Ban all fees paid by advocates to solicitors, not just referral fees, Bar Chairman tells profession

17 October 2015

Quality defence advocates have nothing to fear from Crown Court panel plans

There should be a complete ban on all fees paid by advocates to instructing solicitors to prevent attempts to disguise referral fee payments as 'administration fees', the Chairman of the Bar has told delegates at the annual Bar Conference and Young Bar Conference today. 

In his keynote address to the legal profession assembled at the annual conference, now in its 30th year,Alistair MacDonald QC, Chairman of the Bar, compared those involved in referral fee payments to drug cheats in sport, warning that they were "always one step ahead of those performing tests" and that a referral fee was "a squalid back-hander" that was payable from income derived from the taxpayer. 

His comments come after the Ministry of Justice announced it would seek to crackdown hard on referral fees in its consultation Preserving and Enhancing the Quality of Criminal Advocacy

Alistair MacDonald QC, said in his speech to hundreds of barristers attending the Conference at Westminster Park Plaza, that: "Those who indulge in these nefarious activities are ever ready to seek new ways to hide the truth of what they are really about under the cloak of a name such as an administration fee.  The fact that no solicitor in my experience at the Bar, has ever, until recently, demanded a fee for the administration of the selection process demonstrates that this is just a cloak for a referral fee.  

"Now, since, like the drug cheats in sport, who are always one step ahead of those performing the tests, there are no depths to the ingenious and ingenuous means by which the cheats would seek to dress up their referral fees, the only effective measure would be a complete ban on any payment by the selected advocate to the instructing solicitor.  And that is the measure we will be urging in our response to the consultation." 

Advocacy panels 

The Chairman of the Bar also reassured the Bar that it had nothing to fear from plans for Crown Court advocacy panels, which have also been put forward in the Ministry of Justice's consultation aimed at ensuring quality advocacy in England & Wales. 

Alistair MacDonald QC said plans for a quality advocate panel scheme should not distinguish between which branch of the profession (solicitor or barrister) the advocate comes from.
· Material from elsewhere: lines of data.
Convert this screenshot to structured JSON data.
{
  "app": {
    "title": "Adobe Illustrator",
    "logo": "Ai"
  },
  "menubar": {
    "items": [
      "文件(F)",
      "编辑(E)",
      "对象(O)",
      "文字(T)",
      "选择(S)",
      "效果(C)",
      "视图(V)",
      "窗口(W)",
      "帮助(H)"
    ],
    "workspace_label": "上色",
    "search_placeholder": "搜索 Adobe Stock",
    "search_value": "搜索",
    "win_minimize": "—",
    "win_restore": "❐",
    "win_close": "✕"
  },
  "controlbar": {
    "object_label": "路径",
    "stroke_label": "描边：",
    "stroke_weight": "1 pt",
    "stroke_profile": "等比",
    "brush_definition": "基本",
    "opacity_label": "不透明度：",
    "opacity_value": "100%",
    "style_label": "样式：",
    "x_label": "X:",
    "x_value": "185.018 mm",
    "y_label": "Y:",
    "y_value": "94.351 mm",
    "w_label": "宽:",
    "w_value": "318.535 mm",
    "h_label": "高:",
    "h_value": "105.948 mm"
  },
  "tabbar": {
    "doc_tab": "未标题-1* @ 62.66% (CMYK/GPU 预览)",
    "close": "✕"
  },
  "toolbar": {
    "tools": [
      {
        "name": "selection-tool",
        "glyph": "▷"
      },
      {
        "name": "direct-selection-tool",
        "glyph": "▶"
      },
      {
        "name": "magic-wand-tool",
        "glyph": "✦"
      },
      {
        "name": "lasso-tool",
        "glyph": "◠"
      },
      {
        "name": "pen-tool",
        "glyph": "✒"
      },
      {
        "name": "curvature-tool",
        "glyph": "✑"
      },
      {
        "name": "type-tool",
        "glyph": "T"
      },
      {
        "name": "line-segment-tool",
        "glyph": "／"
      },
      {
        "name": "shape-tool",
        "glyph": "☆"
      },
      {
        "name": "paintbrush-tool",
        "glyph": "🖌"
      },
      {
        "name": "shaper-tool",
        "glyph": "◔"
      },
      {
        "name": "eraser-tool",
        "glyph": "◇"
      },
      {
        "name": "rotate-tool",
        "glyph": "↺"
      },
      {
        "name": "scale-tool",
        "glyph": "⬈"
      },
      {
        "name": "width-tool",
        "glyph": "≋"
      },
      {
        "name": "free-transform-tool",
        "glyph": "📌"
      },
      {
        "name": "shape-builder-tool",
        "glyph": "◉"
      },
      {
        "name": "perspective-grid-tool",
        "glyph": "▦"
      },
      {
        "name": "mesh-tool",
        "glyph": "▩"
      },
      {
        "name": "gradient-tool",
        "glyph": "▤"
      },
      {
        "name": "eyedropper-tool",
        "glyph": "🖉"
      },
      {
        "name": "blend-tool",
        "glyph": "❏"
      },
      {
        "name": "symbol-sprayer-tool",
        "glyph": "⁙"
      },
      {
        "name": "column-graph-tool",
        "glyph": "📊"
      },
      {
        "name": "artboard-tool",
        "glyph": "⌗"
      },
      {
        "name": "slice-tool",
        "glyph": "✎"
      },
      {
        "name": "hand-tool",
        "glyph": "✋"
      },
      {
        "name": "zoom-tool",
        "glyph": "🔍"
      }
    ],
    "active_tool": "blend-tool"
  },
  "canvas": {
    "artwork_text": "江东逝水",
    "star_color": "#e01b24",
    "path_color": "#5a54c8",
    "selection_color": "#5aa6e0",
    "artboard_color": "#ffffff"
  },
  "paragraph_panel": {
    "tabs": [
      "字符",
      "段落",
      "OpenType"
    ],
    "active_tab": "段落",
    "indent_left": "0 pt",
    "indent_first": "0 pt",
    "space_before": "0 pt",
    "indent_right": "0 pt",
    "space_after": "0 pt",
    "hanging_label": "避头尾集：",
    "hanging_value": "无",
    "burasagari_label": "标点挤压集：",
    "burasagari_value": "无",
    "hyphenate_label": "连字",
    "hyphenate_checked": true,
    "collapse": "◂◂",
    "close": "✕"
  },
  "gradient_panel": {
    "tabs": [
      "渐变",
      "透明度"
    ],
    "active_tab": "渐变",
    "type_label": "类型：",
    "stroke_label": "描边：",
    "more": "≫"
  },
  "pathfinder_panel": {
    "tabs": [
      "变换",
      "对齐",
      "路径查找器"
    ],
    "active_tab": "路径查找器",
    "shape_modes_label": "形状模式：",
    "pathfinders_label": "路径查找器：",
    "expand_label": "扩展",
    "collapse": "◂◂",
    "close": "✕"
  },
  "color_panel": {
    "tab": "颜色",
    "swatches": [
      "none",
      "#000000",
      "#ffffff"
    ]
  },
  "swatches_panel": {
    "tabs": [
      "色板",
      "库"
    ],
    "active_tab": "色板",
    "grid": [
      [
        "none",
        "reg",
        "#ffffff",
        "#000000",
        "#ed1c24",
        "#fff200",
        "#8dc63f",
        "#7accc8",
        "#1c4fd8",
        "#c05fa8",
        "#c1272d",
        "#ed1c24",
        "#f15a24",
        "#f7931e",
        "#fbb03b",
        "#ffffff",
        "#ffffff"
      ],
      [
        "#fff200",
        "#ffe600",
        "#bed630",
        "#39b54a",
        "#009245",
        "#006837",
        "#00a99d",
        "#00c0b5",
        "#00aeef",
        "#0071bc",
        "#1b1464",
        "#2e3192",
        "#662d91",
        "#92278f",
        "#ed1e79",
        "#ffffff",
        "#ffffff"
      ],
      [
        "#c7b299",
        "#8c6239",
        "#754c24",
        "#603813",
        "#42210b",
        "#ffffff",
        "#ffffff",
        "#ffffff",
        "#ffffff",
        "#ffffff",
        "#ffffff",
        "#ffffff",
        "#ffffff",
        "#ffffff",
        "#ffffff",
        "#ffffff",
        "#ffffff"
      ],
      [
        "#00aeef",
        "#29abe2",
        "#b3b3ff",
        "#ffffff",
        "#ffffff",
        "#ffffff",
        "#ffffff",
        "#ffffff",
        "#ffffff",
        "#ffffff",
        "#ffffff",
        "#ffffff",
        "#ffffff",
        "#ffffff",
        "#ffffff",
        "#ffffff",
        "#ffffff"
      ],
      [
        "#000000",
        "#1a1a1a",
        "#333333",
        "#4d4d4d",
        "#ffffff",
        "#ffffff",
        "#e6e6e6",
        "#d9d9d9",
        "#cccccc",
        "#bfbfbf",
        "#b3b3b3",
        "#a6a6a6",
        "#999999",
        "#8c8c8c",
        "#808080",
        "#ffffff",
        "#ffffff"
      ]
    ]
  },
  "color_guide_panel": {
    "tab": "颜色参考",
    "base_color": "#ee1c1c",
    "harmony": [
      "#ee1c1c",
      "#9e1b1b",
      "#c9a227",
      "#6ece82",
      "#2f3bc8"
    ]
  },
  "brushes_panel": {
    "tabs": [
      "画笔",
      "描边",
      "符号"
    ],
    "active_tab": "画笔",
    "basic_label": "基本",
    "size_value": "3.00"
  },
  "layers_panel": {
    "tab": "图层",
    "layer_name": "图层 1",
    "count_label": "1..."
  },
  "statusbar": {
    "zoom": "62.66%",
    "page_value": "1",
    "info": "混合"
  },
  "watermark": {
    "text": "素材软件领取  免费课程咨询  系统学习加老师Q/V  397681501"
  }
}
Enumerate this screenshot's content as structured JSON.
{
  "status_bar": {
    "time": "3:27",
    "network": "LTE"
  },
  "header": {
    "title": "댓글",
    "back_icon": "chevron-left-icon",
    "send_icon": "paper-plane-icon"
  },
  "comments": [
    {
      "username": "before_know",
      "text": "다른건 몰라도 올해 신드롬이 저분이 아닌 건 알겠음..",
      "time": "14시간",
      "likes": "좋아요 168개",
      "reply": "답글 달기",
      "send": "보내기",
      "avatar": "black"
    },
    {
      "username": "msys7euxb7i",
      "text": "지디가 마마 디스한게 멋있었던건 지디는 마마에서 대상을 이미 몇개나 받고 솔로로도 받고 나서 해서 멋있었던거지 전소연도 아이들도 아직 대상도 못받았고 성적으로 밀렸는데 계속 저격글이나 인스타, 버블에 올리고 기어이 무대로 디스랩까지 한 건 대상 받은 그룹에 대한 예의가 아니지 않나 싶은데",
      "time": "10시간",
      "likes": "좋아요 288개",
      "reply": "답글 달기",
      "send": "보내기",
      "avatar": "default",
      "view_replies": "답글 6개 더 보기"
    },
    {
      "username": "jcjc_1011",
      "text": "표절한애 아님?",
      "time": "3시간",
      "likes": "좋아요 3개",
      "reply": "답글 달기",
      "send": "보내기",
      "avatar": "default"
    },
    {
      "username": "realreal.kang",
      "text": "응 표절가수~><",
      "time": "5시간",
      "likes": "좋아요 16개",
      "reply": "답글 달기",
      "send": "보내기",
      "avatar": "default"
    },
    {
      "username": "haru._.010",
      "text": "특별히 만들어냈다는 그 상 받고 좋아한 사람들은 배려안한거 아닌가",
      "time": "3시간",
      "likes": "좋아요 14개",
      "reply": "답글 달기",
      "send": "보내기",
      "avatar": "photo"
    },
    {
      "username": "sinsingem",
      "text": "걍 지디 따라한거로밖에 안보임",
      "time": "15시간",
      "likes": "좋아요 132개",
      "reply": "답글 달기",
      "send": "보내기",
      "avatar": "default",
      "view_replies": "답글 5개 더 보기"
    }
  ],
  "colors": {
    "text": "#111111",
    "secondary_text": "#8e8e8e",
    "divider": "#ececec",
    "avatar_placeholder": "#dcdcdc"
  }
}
He added: "It is surely right that those who defend people in cases, which frequently have a profound impact upon the lives not only of the defendant and his family but also upon the victims, their families and friends, should have the highest quality representation public funds can buy.  

"If a barrister, with his or her unique opportunities to hone their advocacy skills by a year of dedicated advocacy training followed by a year of pupillage and the support structure of chambers, cannot cut the mustard, there can be no excuses.  No advocate, who does defence work to a high standard should have the slightest thing to fear from a panel scheme."  

Employed Bar 

The Chairman, himself a self-employed criminal law barrister, heaped praise on the employed (in-house) Bar, predicting increased movement between the employed and self-employed sections of the barristers' profession in future. 

He said: "We should relegate ideas such as that you only go into employed practice if you fail in your quest to get into chambers to the dustbin.  Such notions are utterly out of date. There are huge opportunities in industry, commerce and the world of professional and sports regulation, for example, for committed and able barristers. So let us celebrate the diversity of careers that the Bar can provide.  Let us learn from each other, respect each other and work together in the public interest, a concept that underlies the very reason for our existence."

 The Courts 

Alistair MacDonald QC used his opening speech for the conference to highlight the historical and present day importance of the Courts in society, but also warned they were "not an optional extra." He said: "There appears to be a move away from the acceptance that it is the responsibility of the state to provide the infrastructure of justice and there appears to be a push towards the proposition that those who use the system should bear the burden of paying for it, lock stock and barrel.  The point I therefore make is that a misalignment has occurred in which justice, rather than being put at the heart of our constitutional framework, is now put on the side lines." 

Read the full speech by Alistair MacDonald QC, Chairman of the Bar, on the Bar Council website.

                                                                         ENDS

Notes to Editors

1. Further information is available from the Bar Council Press Office on 020 7222 2525 and Press@BarCouncil.org.uk.

2. The Bar Council represents barristers in England and Wales. It promotes: 

  • The Bar's high quality specialist advocacy and advisory services
  • Fair access to justice for all
  • The highest standards of ethics, equality and diversity across the profession, and
  • The development of business opportunities for barristers at home and abroad.

3. The General Council of the Bar is the Approved Regulator of the Bar of England and Wales. It discharges its regulatory functions through the independent Bar Standards Board